I own a few routers. Most have cords, but I do have a router plane, too. Over time, I have come to use trim routers whenever possible. This past week while I was working on a bunch of mallet inserts, I made a discovery.
The photo above is of a small jig I created to rout a handle area into half of the assembled insert. A small block (each milled to the exact thickness, length and width) is slide into the jig then a pattern bit, installed in one of my trim routers, clears away the balance of the waste – this is step three of many steps to complete the inserts.
As each pair of routed pieces come out of the jig, I use a fractional dial caliper to measure the opening. In the past when I would make these pieces, I had measurements all over the place. I had to retract the bit depth every so often to keep the measurements within a usable guideline. It wasn’t clear what was going on. The router bit was not slipping – I have a phobia about this, so I make sure to install the bit and tighten the collet correctly. The adjustment was not a problem, but I had to keep an eye on things.
This week, as I checked each pair coming out of the jig, there was no adjustments made. From start to finish, pieces came out right. Of course, this caused me to wonder. Then it hit me. The only difference between this time and the other times when I made sporadic adjustments was the trim router used. Bingo, that must be the problem.
As shown in the opening photo, this time I use a DeWalt DWP611, which has become one of my favorite small routers.
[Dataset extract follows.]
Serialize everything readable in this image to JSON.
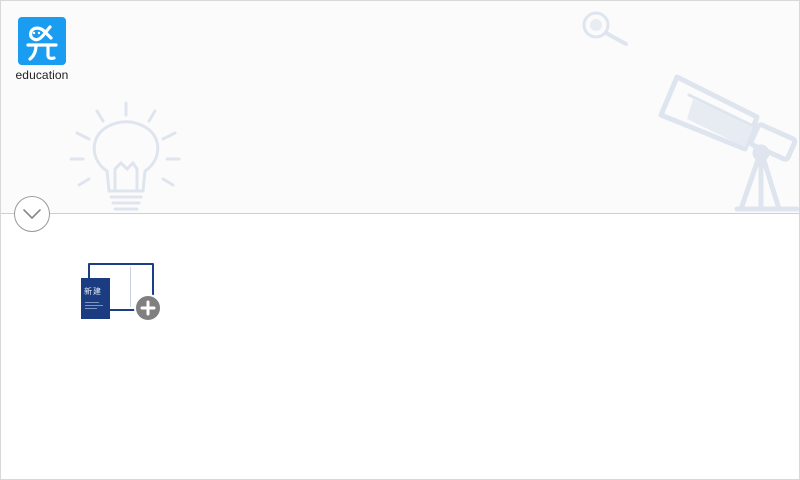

Previous times I used my Ridgid R2401. It seems my Ridgid trim router was slipping as I used it. Not the bit out of the collet as you may expect, but the motor was sliding down into the adjustable base.
I have to admit that I have used the dog out of my Ridgid router, so I don’t want to give the wrong impression. Until the DeWalt came along it’s the router I used for everything except pattern routing with a 3/4″-diameter bit. I use it so much that the bearings in my Ridgid are wearing out and the added vibration may be the cause of the unwanted slippage.
There is a fix for my problem and this is why I am bringing this to your attention. Under the clamp lock there is a nut that tightens to increase the hold. I have adjusted that nut and should no longer see any creeping of the motor. It’s important to check your small power tools on occasion just as you check your woodworking machines.
I am not going to toss my Ridgid. No, I plan to use this router for regular routing of moldings and the like instead of operations that have critical measurements required. In fact, at $89 from Home Depot, I may purchase another to have in reserve.
Build Something Great!